He credited former Prime Minister P.J. Patterson for establishing the seven-acre Emancipation Park in New Kingston and his own project, the $1.3-billion Harmony Park in Montego Bay that spans 16 acres.
Both venues are well maintained – a stark contrast to Mandela Park and downtown Kingston’s St William Grant Park, named after a 1930s Jamaican labour activist. The Kingston parks are notorious for disrepair and unsanitary conditions, with the premises stained with urine.
Holness was clear, however, that the former South African president’s name would live on.
“It may be that the park may not be here. We have to do some reconfiguration, but there will be a Nelson Mandela Park,” he said. “We have to find a good location in Kingston where we can truly put a Nelson Mandela Park.”
There has been significant concern about the paucity of green space in the Corporate Area, including vigorous debate over the decision to site a new Parliament building at National Heroes Park, a sprawling 52-acre setting, much of which is a dust bowl.
Environmental and green advocates argue that the new Parliament should be constructed elsewhere, but government officials say that the 300,000-square-foot building will utilise 11.2 acres, or 22 per cent of the park’s footprint.
The prime minister reiterated on Monday that a Climate Change Park showcasing environmental best practices was slated for 20 acres of land in Portmore, St Catherine. He also lamented the poor state of the Royal Hope Botanic Gardens.
Meanwhile, Opposition Leader Mark Golding, who spoke before Holness, said that it was fitting that Mandela Park was being given a facelift as Jamaica prepares to celebrate its 60th anniversary of political independence.
“When you name a national park or space like this after an icon of the 20th century, you have to keep it in a state which is fitting in the memory of that individual. So we owe an international duty to make sure that this park is kept at a standard befitting an icon as Nelson Mandela,” Golding said.
The opposition leader commended the Government’s efforts to renovate the park, which has an amphitheatre, and suggested that it be promoted as an entertainment venue. He also praised the Mek Jamaica Cris and Clean Campaign and recommended that the organisers extend the momentum well beyond Labour Day.
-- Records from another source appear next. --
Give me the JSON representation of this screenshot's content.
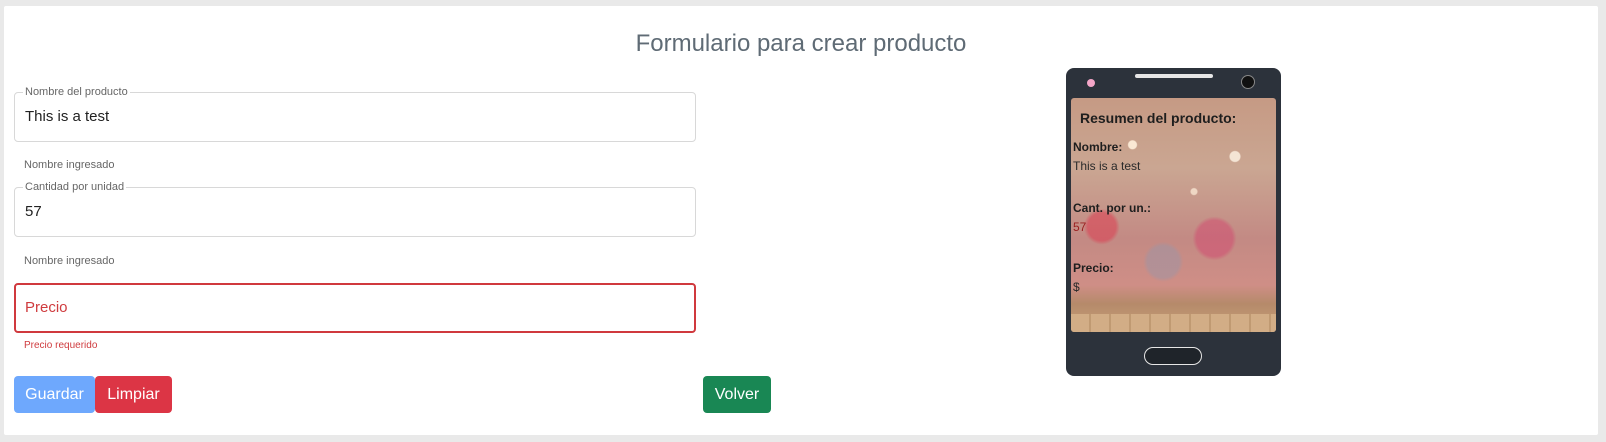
{
  "form": {
    "title": "Formulario para crear producto",
    "name_field": {
      "label": "Nombre del producto",
      "value": "This is a test",
      "helper": "Nombre ingresado"
    },
    "quantity_field": {
      "label": "Cantidad por unidad",
      "value": "57",
      "helper": "Nombre ingresado"
    },
    "price_field": {
      "placeholder": "Precio",
      "error": "Precio requerido",
      "state_color": "#d0393e"
    },
    "buttons": {
      "save": "Guardar",
      "clear": "Limpiar",
      "back": "Volver"
    }
  },
  "preview": {
    "title": "Resumen del producto:",
    "name_label": "Nombre:",
    "name_value": "This is a test",
    "qty_label": "Cant. por un.:",
    "qty_value": "57",
    "price_label": "Precio:",
    "price_value": "$"
  },
  "colors": {
    "save": "#6ea8fd",
    "clear": "#dc3545",
    "back": "#198754",
    "phone": "#2c323b"
  }
}
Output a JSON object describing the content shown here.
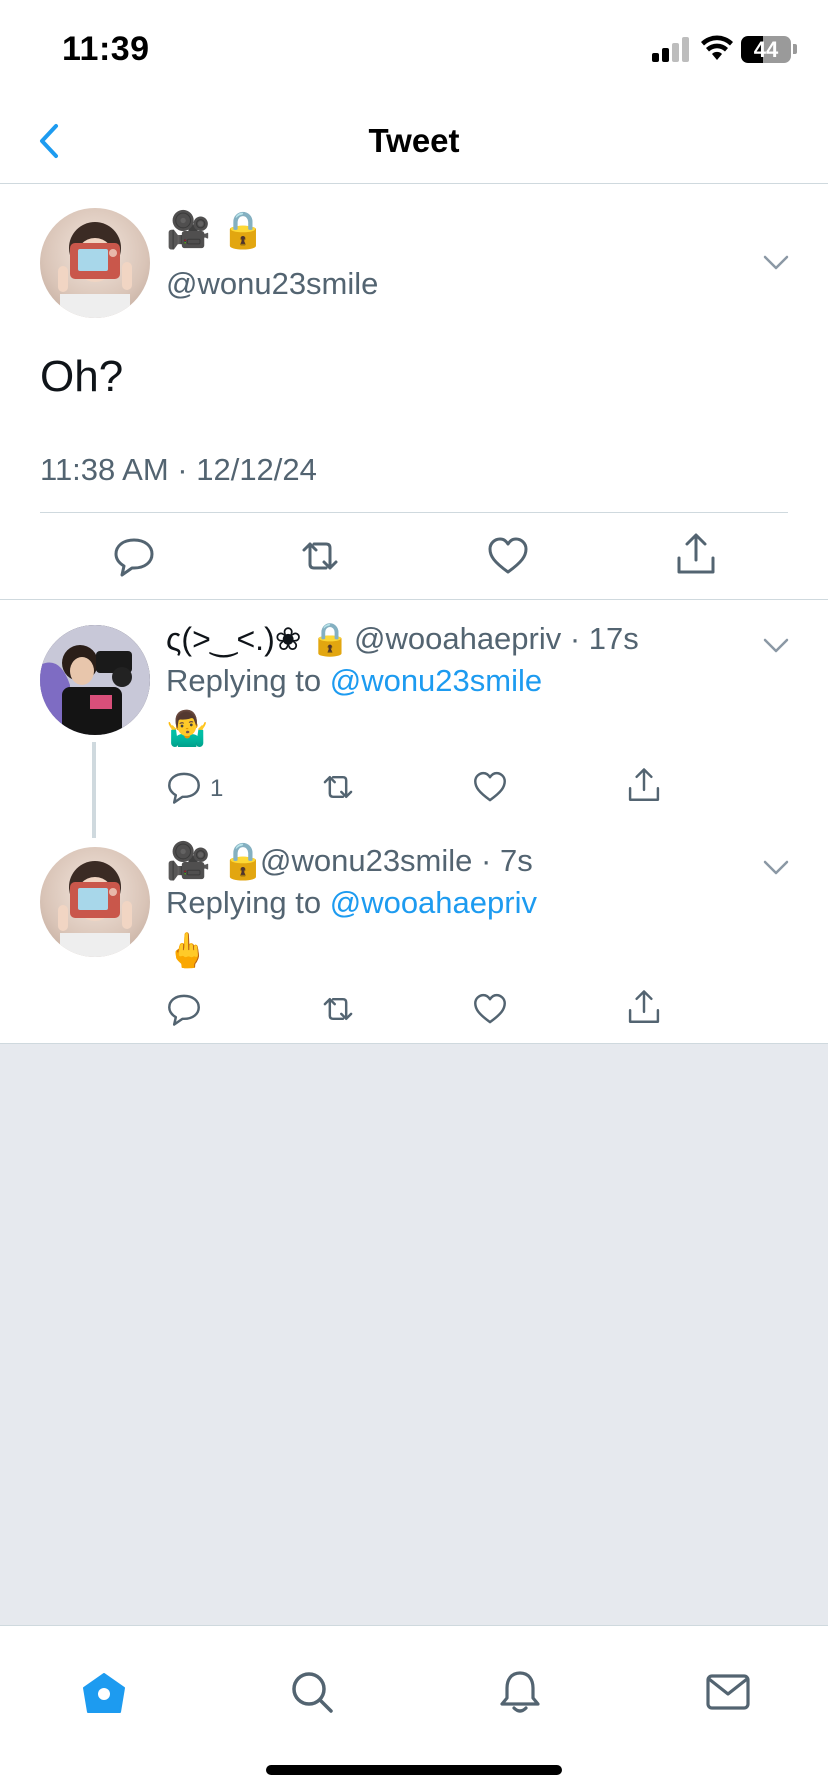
{
  "status_bar": {
    "time": "11:39",
    "battery": "44",
    "battery_level": 0.44
  },
  "nav": {
    "back_icon": "chevron-left-icon",
    "title": "Tweet",
    "accent": "#1d9bf0"
  },
  "main_tweet": {
    "name": "🎥 🔒",
    "handle": "@wonu23smile",
    "text": "Oh?",
    "timestamp": "11:38 AM · 12/12/24",
    "actions": [
      "reply-icon",
      "retweet-icon",
      "like-icon",
      "share-icon"
    ]
  },
  "replies": [
    {
      "name": "ς(>‿<.)❀ 🔒",
      "meta": "@wooahaepriv · 17s",
      "replying_prefix": "Replying to ",
      "replying_handle": "@wonu23smile",
      "content": "🤷‍♂️",
      "reply_count": "1"
    },
    {
      "name": "🎥 🔒",
      "meta": "@wonu23smile · 7s",
      "replying_prefix": "Replying to ",
      "replying_handle": "@wooahaepriv",
      "content": "🖕"
    }
  ],
  "tabbar": {
    "tabs": [
      "home-icon",
      "search-icon",
      "notifications-icon",
      "messages-icon"
    ],
    "active": "home-icon"
  }
}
Five trees were planted in the park – a Blue Mahoe by Holness; a mahogany by Golding; cassia by St Andrew North Eastern Member of Parliament Delroy Chuck; as well as yellow and pink pouis.